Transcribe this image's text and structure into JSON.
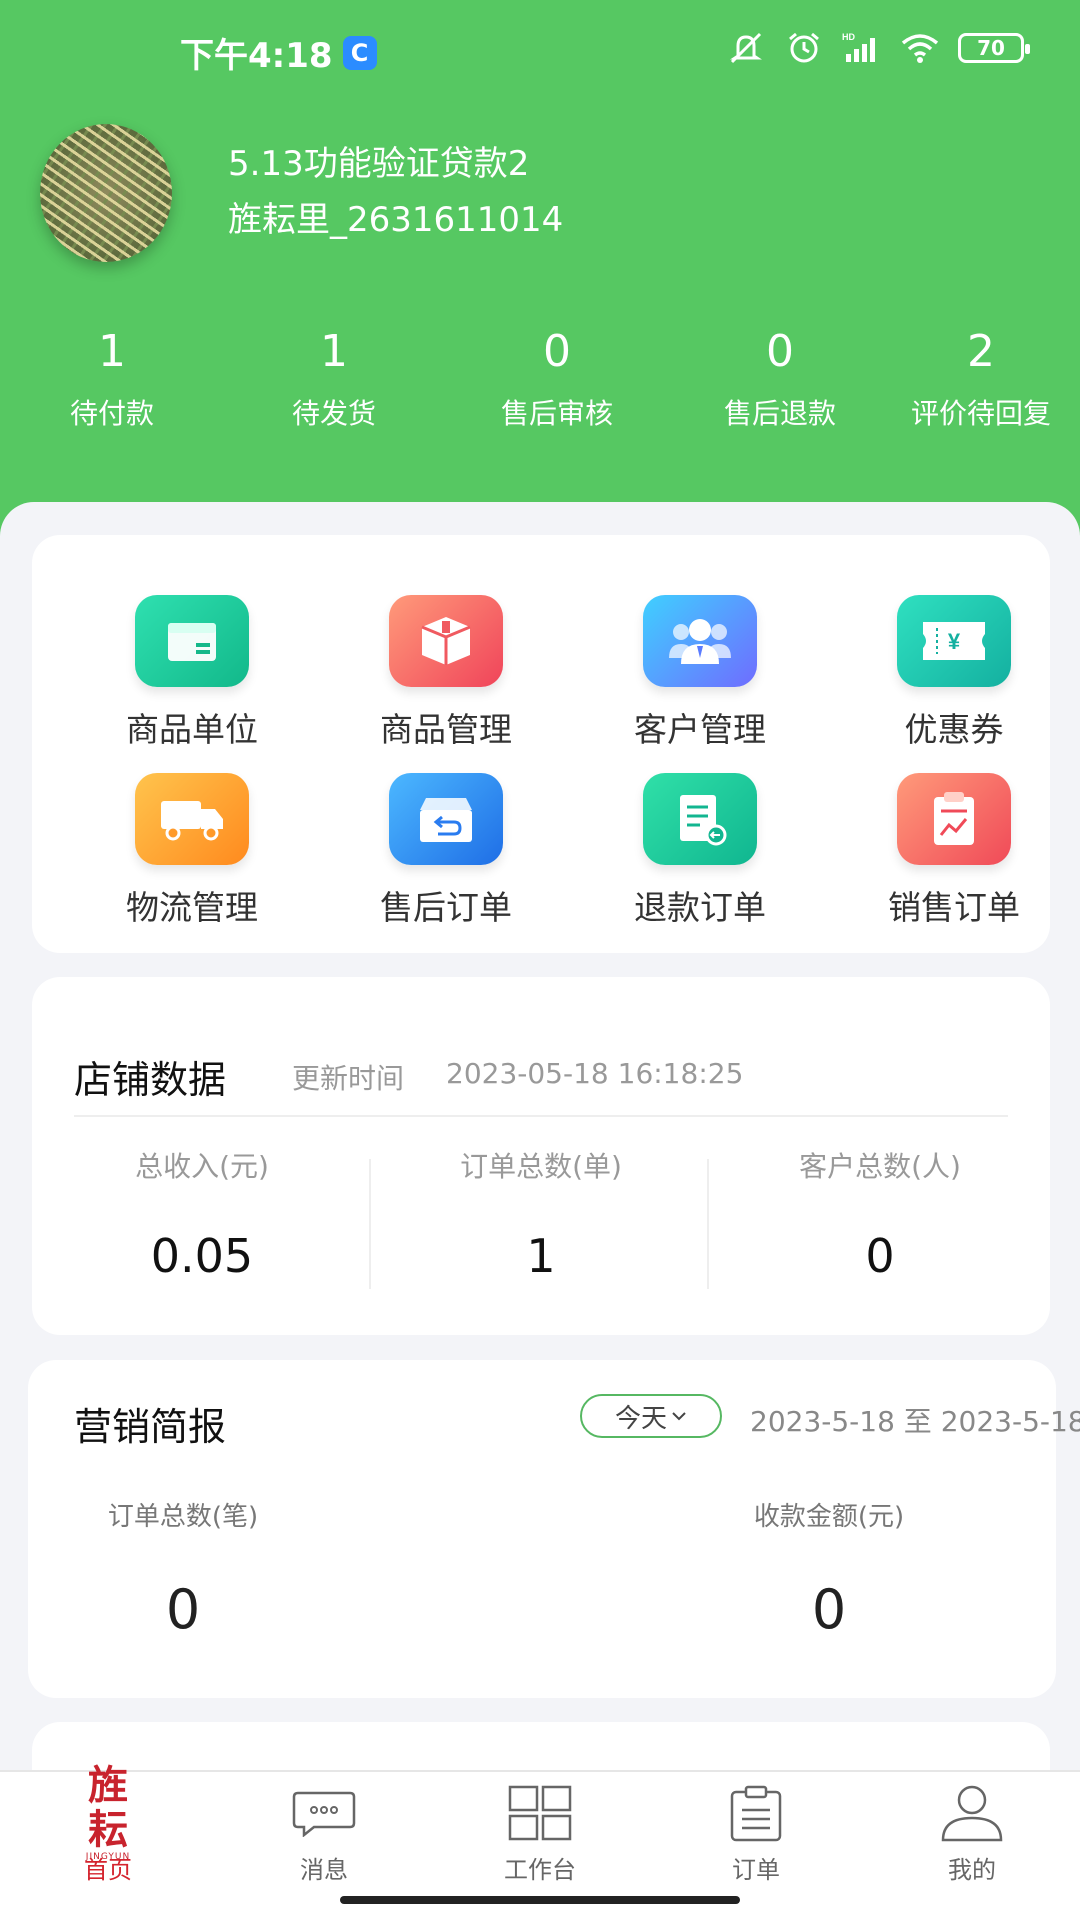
{
  "status_bar": {
    "time": "下午4:18",
    "app_badge": "C",
    "battery": "70"
  },
  "profile": {
    "shop_name": "5.13功能验证贷款2",
    "account": "旌耘里_2631611014"
  },
  "order_stats": [
    {
      "value": "1",
      "label": "待付款"
    },
    {
      "value": "1",
      "label": "待发货"
    },
    {
      "value": "0",
      "label": "售后审核"
    },
    {
      "value": "0",
      "label": "售后退款"
    },
    {
      "value": "2",
      "label": "评价待回复"
    }
  ],
  "menu": [
    {
      "label": "商品单位",
      "icon": "box-icon"
    },
    {
      "label": "商品管理",
      "icon": "package-icon"
    },
    {
      "label": "客户管理",
      "icon": "users-icon"
    },
    {
      "label": "优惠券",
      "icon": "coupon-icon"
    },
    {
      "label": "物流管理",
      "icon": "truck-icon"
    },
    {
      "label": "售后订单",
      "icon": "return-box-icon"
    },
    {
      "label": "退款订单",
      "icon": "refund-doc-icon"
    },
    {
      "label": "销售订单",
      "icon": "sales-clipboard-icon"
    }
  ],
  "store_data": {
    "title": "店铺数据",
    "update_label": "更新时间",
    "update_time": "2023-05-18 16:18:25",
    "metrics": [
      {
        "label": "总收入(元)",
        "value": "0.05"
      },
      {
        "label": "订单总数(单)",
        "value": "1"
      },
      {
        "label": "客户总数(人)",
        "value": "0"
      }
    ]
  },
  "marketing": {
    "title": "营销简报",
    "period_button": "今天",
    "date_range": "2023-5-18 至 2023-5-18",
    "metrics": [
      {
        "label": "订单总数(笔)",
        "value": "0"
      },
      {
        "label": "收款金额(元)",
        "value": "0"
      }
    ]
  },
  "tabbar": {
    "logo_text": "旌耘",
    "logo_sub": "JINGYUN",
    "tabs": [
      {
        "label": "首页",
        "active": true
      },
      {
        "label": "消息",
        "active": false
      },
      {
        "label": "工作台",
        "active": false
      },
      {
        "label": "订单",
        "active": false
      },
      {
        "label": "我的",
        "active": false
      }
    ]
  },
  "colors": {
    "header_green": "#56c862",
    "active_tab_red": "#d4242e"
  }
}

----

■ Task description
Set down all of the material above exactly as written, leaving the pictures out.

■ Task solution
Transcribe this image's text and structure into JSON.
{
  "status_bar": {
    "time": "下午4:18",
    "app_badge": "C",
    "battery": "70"
  },
  "profile": {
    "shop_name": "5.13功能验证贷款2",
    "account": "旌耘里_2631611014"
  },
  "order_stats": [
    {
      "value": "1",
      "label": "待付款"
    },
    {
      "value": "1",
      "label": "待发货"
    },
    {
      "value": "0",
      "label": "售后审核"
    },
    {
      "value": "0",
      "label": "售后退款"
    },
    {
      "value": "2",
      "label": "评价待回复"
    }
  ],
  "menu": [
    {
      "label": "商品单位",
      "icon": "box-icon"
    },
    {
      "label": "商品管理",
      "icon": "package-icon"
    },
    {
      "label": "客户管理",
      "icon": "users-icon"
    },
    {
      "label": "优惠券",
      "icon": "coupon-icon"
    },
    {
      "label": "物流管理",
      "icon": "truck-icon"
    },
    {
      "label": "售后订单",
      "icon": "return-box-icon"
    },
    {
      "label": "退款订单",
      "icon": "refund-doc-icon"
    },
    {
      "label": "销售订单",
      "icon": "sales-clipboard-icon"
    }
  ],
  "store_data": {
    "title": "店铺数据",
    "update_label": "更新时间",
    "update_time": "2023-05-18 16:18:25",
    "metrics": [
      {
        "label": "总收入(元)",
        "value": "0.05"
      },
      {
        "label": "订单总数(单)",
        "value": "1"
      },
      {
        "label": "客户总数(人)",
        "value": "0"
      }
    ]
  },
  "marketing": {
    "title": "营销简报",
    "period_button": "今天",
    "date_range": "2023-5-18 至 2023-5-18",
    "metrics": [
      {
        "label": "订单总数(笔)",
        "value": "0"
      },
      {
        "label": "收款金额(元)",
        "value": "0"
      }
    ]
  },
  "tabbar": {
    "logo_text": "旌耘",
    "logo_sub": "JINGYUN",
    "tabs": [
      {
        "label": "首页",
        "active": true
      },
      {
        "label": "消息",
        "active": false
      },
      {
        "label": "工作台",
        "active": false
      },
      {
        "label": "订单",
        "active": false
      },
      {
        "label": "我的",
        "active": false
      }
    ]
  },
  "colors": {
    "header_green": "#56c862",
    "active_tab_red": "#d4242e"
  }
}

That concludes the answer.